- Points Per Scoring Opportunity: 3.8 (No. 41 overall)
Using a heavy dime (6 defensive backs) base look, the Rebels took real strides in pass defense last year, but this was a unit that accepted falling behind the chains. The defense just had a hard time stopping the run again. Ole Miss graded out as a top-40 unit in ESPN’s SP+ due to its ability to force takeaways and limit points when backed up.
Not much from a scheme aspect is expected to change. Ole Miss wants to hang its hat on limiting explosive plays. In 2022, there will be some new pieces, and the secondary must lead the way.
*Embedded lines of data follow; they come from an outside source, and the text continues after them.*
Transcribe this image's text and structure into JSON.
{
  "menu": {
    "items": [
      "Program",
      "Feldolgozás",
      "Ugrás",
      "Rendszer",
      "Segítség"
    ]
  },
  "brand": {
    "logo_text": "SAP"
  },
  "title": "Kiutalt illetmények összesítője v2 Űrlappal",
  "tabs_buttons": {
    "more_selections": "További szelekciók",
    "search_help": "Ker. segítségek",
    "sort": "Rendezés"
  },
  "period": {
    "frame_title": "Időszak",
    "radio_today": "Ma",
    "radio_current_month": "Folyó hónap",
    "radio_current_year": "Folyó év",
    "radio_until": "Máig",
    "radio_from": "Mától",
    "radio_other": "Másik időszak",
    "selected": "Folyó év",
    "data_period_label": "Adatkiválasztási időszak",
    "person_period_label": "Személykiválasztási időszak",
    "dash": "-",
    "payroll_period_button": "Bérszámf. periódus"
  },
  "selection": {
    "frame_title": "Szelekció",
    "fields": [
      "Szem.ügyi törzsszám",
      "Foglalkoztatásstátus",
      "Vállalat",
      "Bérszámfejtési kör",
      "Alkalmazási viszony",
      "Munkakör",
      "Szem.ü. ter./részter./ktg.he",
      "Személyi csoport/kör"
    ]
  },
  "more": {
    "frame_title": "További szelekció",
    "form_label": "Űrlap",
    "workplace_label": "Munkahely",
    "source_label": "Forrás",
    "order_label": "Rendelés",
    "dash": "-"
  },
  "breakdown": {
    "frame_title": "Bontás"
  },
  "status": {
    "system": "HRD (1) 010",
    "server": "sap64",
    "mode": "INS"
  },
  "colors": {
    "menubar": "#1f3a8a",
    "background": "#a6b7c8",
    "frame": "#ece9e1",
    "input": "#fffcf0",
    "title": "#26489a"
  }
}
AJ Finley (6-3, 205, Sr.) returns at free safety, and the Alabama native has 21 career starts and recorded 90 tackles with seven PBU/INTs last season. He’s the best player on the unit and must play at a high level. Next to him will be former Georgia transfer Otis Reese (6-3, 225, RSr.). The former top-100 recruit from South Georgia is back for year three at Ole Miss and was highly productive last year with 90 tackles.
On the EDGE, Cedric Johnson (6-3, 265, Jr.) returns after recording 6.5 sacks. The Alabama native will be needed to produce after Sam Williams, and his 12.5 sacks are now in the NFL. Georgia Tech transfer Jared Ivey should also have a big say in the pass rush department.
At the hybrid STAR position in the secondary, Iowa State transfer Isheem Young steps in after two very strong seasons with 21 starts at Iowa State who use a very similar defensive scheme in Ames. At cornerback, Miles Battle (6-4, 205, RSr.) and Deantre Prince (6-0, 180, Sr.) will form a strong duo.
The secondary is the biggest strength on the team and Ole Miss will lean into that. But the structure of the defense leads to the unit being susceptible to the run. If the offense isn’t producing at a top-20 level, some schematic changes might need to be made if this defense must provide the team with more playmaking.
Thanks to a strong transfer portal class combined with a fast two-year start by Lane Kiffin at Ole Miss, expectations are high for the Rebels. This is a team that many expect to be a top-25 squad that should make a run at 9 wins.
But there are a lot of moving parts.
Quarterback is a huge worry, there are new two coordinators on both sides, and the defense has been built to complement an explosive offense. But what if that offense is not explosive? That could lead to some awkward moments in games with players that aren’t super accustomed to playing with each other.
A soft schedule to begin the year should lead to a 4-0 start, but we may not know much about Ole Miss when Kentucky rolls into The Grove. The Wildcats should have a good shot on Oct. 1 to record its first SEC West road victory under Mark Stoops.